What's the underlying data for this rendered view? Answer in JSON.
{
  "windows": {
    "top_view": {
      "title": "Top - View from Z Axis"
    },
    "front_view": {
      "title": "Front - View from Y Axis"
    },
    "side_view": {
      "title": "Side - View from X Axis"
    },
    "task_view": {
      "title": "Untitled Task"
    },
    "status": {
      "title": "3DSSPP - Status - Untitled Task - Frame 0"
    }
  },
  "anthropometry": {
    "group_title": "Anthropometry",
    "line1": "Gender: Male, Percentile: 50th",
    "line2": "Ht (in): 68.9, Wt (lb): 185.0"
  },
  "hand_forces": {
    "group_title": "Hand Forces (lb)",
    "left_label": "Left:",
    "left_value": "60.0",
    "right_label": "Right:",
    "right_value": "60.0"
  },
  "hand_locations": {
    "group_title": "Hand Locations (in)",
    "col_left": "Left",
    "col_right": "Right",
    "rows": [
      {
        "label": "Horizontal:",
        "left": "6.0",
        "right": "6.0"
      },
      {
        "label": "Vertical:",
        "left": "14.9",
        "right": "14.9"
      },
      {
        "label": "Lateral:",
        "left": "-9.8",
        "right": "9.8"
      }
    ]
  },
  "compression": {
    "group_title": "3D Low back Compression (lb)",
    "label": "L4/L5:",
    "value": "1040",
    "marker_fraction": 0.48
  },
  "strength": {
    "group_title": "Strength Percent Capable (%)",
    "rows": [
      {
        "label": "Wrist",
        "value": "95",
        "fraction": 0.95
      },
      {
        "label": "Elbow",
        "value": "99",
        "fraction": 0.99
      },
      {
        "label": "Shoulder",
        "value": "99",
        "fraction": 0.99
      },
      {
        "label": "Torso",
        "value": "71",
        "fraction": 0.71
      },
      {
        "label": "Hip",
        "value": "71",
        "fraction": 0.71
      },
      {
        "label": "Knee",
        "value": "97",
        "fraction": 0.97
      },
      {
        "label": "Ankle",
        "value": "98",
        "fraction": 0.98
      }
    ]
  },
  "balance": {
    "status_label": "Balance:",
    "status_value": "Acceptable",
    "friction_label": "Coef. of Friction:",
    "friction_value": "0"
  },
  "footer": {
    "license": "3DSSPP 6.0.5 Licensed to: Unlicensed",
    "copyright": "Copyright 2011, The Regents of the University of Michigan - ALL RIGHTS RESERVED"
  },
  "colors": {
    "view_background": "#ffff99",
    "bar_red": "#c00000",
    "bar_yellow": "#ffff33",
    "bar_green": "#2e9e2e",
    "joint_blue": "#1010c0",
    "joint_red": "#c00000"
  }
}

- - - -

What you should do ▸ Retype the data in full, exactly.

Completed task ▸
What's the underlying data for this rendered view? Answer in JSON.
{
  "windows": {
    "top_view": {
      "title": "Top - View from Z Axis"
    },
    "front_view": {
      "title": "Front - View from Y Axis"
    },
    "side_view": {
      "title": "Side - View from X Axis"
    },
    "task_view": {
      "title": "Untitled Task"
    },
    "status": {
      "title": "3DSSPP - Status - Untitled Task - Frame 0"
    }
  },
  "anthropometry": {
    "group_title": "Anthropometry",
    "line1": "Gender: Male, Percentile: 50th",
    "line2": "Ht (in): 68.9, Wt (lb): 185.0"
  },
  "hand_forces": {
    "group_title": "Hand Forces (lb)",
    "left_label": "Left:",
    "left_value": "60.0",
    "right_label": "Right:",
    "right_value": "60.0"
  },
  "hand_locations": {
    "group_title": "Hand Locations (in)",
    "col_left": "Left",
    "col_right": "Right",
    "rows": [
      {
        "label": "Horizontal:",
        "left": "6.0",
        "right": "6.0"
      },
      {
        "label": "Vertical:",
        "left": "14.9",
        "right": "14.9"
      },
      {
        "label": "Lateral:",
        "left": "-9.8",
        "right": "9.8"
      }
    ]
  },
  "compression": {
    "group_title": "3D Low back Compression (lb)",
    "label": "L4/L5:",
    "value": "1040",
    "marker_fraction": 0.48
  },
  "strength": {
    "group_title": "Strength Percent Capable (%)",
    "rows": [
      {
        "label": "Wrist",
        "value": "95",
        "fraction": 0.95
      },
      {
        "label": "Elbow",
        "value": "99",
        "fraction": 0.99
      },
      {
        "label": "Shoulder",
        "value": "99",
        "fraction": 0.99
      },
      {
        "label": "Torso",
        "value": "71",
        "fraction": 0.71
      },
      {
        "label": "Hip",
        "value": "71",
        "fraction": 0.71
      },
      {
        "label": "Knee",
        "value": "97",
        "fraction": 0.97
      },
      {
        "label": "Ankle",
        "value": "98",
        "fraction": 0.98
      }
    ]
  },
  "balance": {
    "status_label": "Balance:",
    "status_value": "Acceptable",
    "friction_label": "Coef. of Friction:",
    "friction_value": "0"
  },
  "footer": {
    "license": "3DSSPP 6.0.5 Licensed to: Unlicensed",
    "copyright": "Copyright 2011, The Regents of the University of Michigan - ALL RIGHTS RESERVED"
  },
  "colors": {
    "view_background": "#ffff99",
    "bar_red": "#c00000",
    "bar_yellow": "#ffff33",
    "bar_green": "#2e9e2e",
    "joint_blue": "#1010c0",
    "joint_red": "#c00000"
  }
}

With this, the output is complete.